<<<<

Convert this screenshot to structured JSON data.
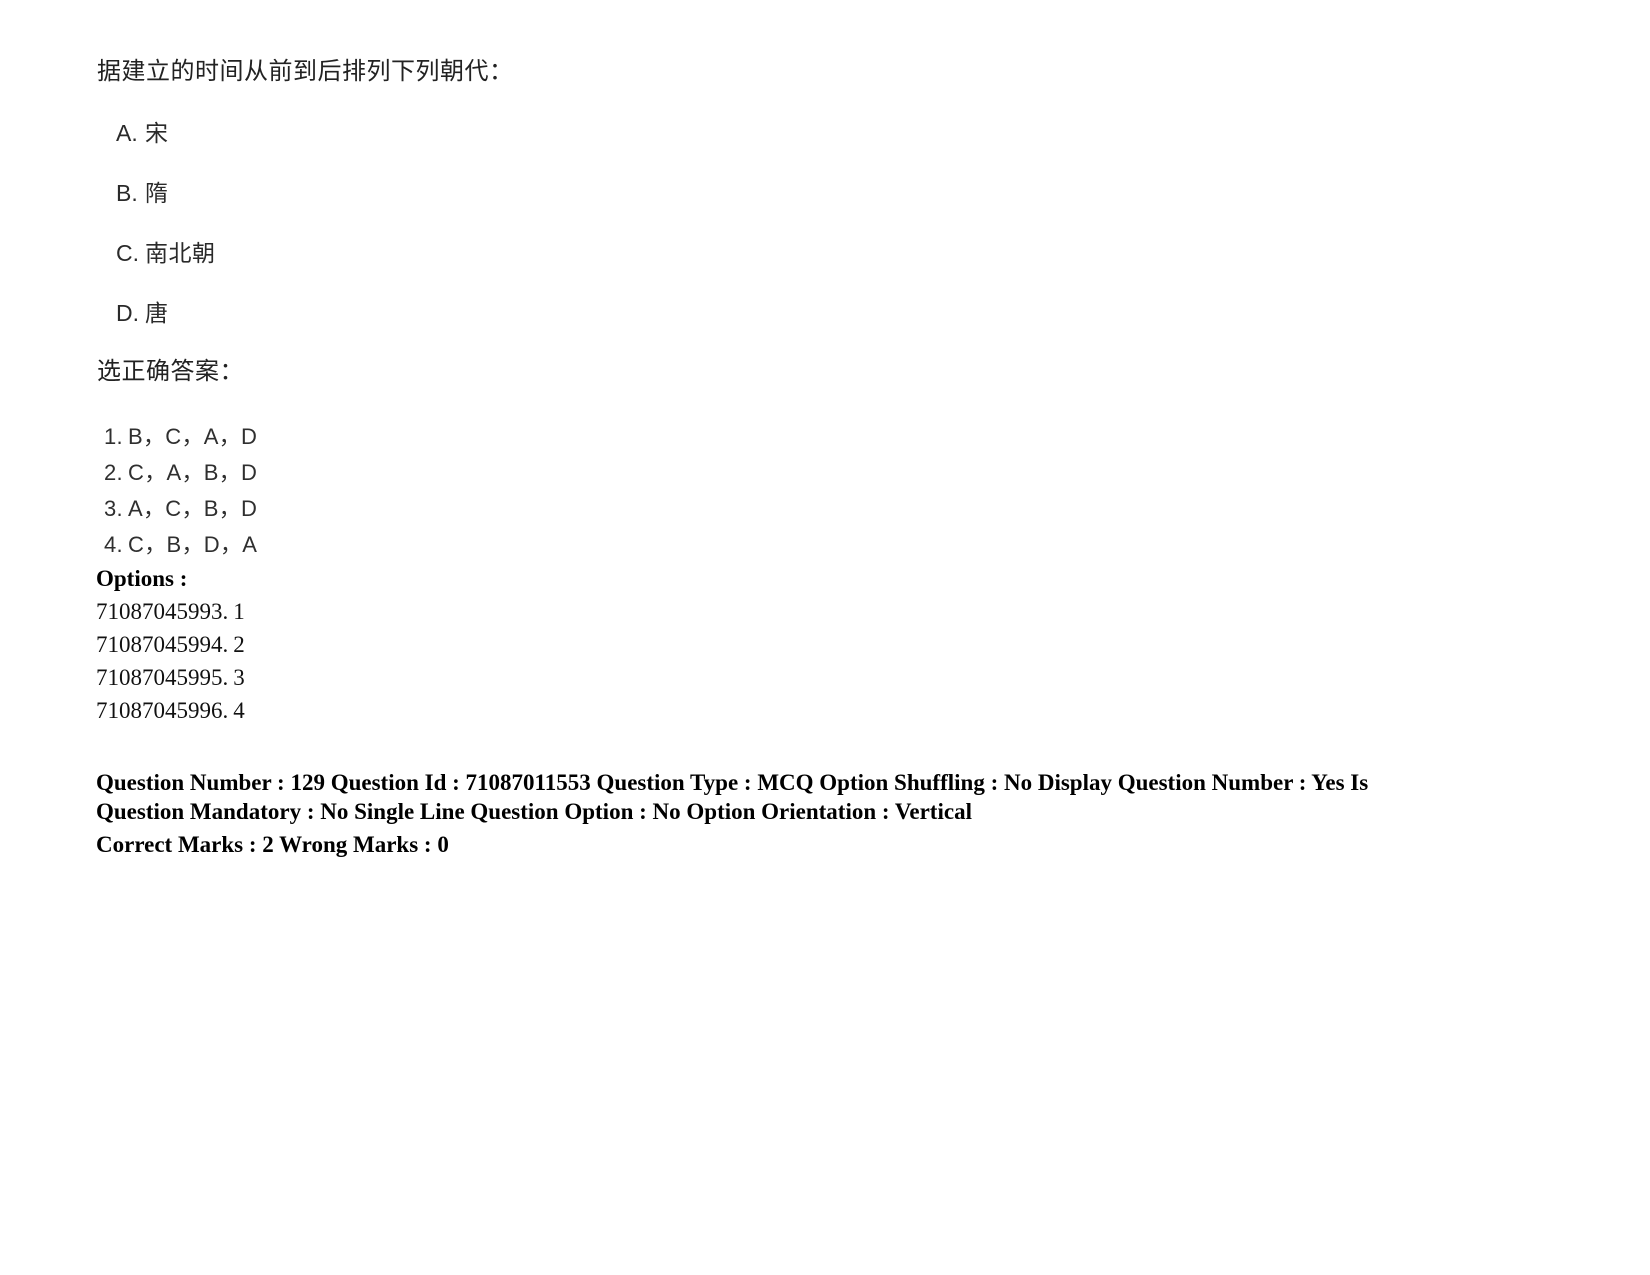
{
  "question": {
    "stem": "据建立的时间从前到后排列下列朝代："
  },
  "choices": [
    {
      "letter": "A.",
      "text": "宋"
    },
    {
      "letter": "B.",
      "text": "隋"
    },
    {
      "letter": "C.",
      "text": "南北朝"
    },
    {
      "letter": "D.",
      "text": "唐"
    }
  ],
  "answer_prompt": "选正确答案：",
  "answers": [
    {
      "number": "1.",
      "sequence": "B，C，A，D"
    },
    {
      "number": "2.",
      "sequence": "C，A，B，D"
    },
    {
      "number": "3.",
      "sequence": "A，C，B，D"
    },
    {
      "number": "4.",
      "sequence": "C，B，D，A"
    }
  ],
  "options": {
    "label": "Options :",
    "items": [
      {
        "id": "71087045993.",
        "value": "1"
      },
      {
        "id": "71087045994.",
        "value": "2"
      },
      {
        "id": "71087045995.",
        "value": "3"
      },
      {
        "id": "71087045996.",
        "value": "4"
      }
    ]
  },
  "meta": {
    "line1": "Question Number : 129 Question Id : 71087011553 Question Type : MCQ Option Shuffling : No Display Question Number : Yes Is Question Mandatory : No Single Line Question Option : No Option Orientation : Vertical",
    "line2": "Correct Marks : 2 Wrong Marks : 0"
  },
  "colors": {
    "background": "#ffffff",
    "body_text": "#1a1a1a",
    "meta_text": "#000000"
  }
}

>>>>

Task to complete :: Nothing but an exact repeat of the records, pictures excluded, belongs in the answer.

Task solution ::
Convert this screenshot to structured JSON data.
{
  "question": {
    "stem": "据建立的时间从前到后排列下列朝代："
  },
  "choices": [
    {
      "letter": "A.",
      "text": "宋"
    },
    {
      "letter": "B.",
      "text": "隋"
    },
    {
      "letter": "C.",
      "text": "南北朝"
    },
    {
      "letter": "D.",
      "text": "唐"
    }
  ],
  "answer_prompt": "选正确答案：",
  "answers": [
    {
      "number": "1.",
      "sequence": "B，C，A，D"
    },
    {
      "number": "2.",
      "sequence": "C，A，B，D"
    },
    {
      "number": "3.",
      "sequence": "A，C，B，D"
    },
    {
      "number": "4.",
      "sequence": "C，B，D，A"
    }
  ],
  "options": {
    "label": "Options :",
    "items": [
      {
        "id": "71087045993.",
        "value": "1"
      },
      {
        "id": "71087045994.",
        "value": "2"
      },
      {
        "id": "71087045995.",
        "value": "3"
      },
      {
        "id": "71087045996.",
        "value": "4"
      }
    ]
  },
  "meta": {
    "line1": "Question Number : 129 Question Id : 71087011553 Question Type : MCQ Option Shuffling : No Display Question Number : Yes Is Question Mandatory : No Single Line Question Option : No Option Orientation : Vertical",
    "line2": "Correct Marks : 2 Wrong Marks : 0"
  },
  "colors": {
    "background": "#ffffff",
    "body_text": "#1a1a1a",
    "meta_text": "#000000"
  }
}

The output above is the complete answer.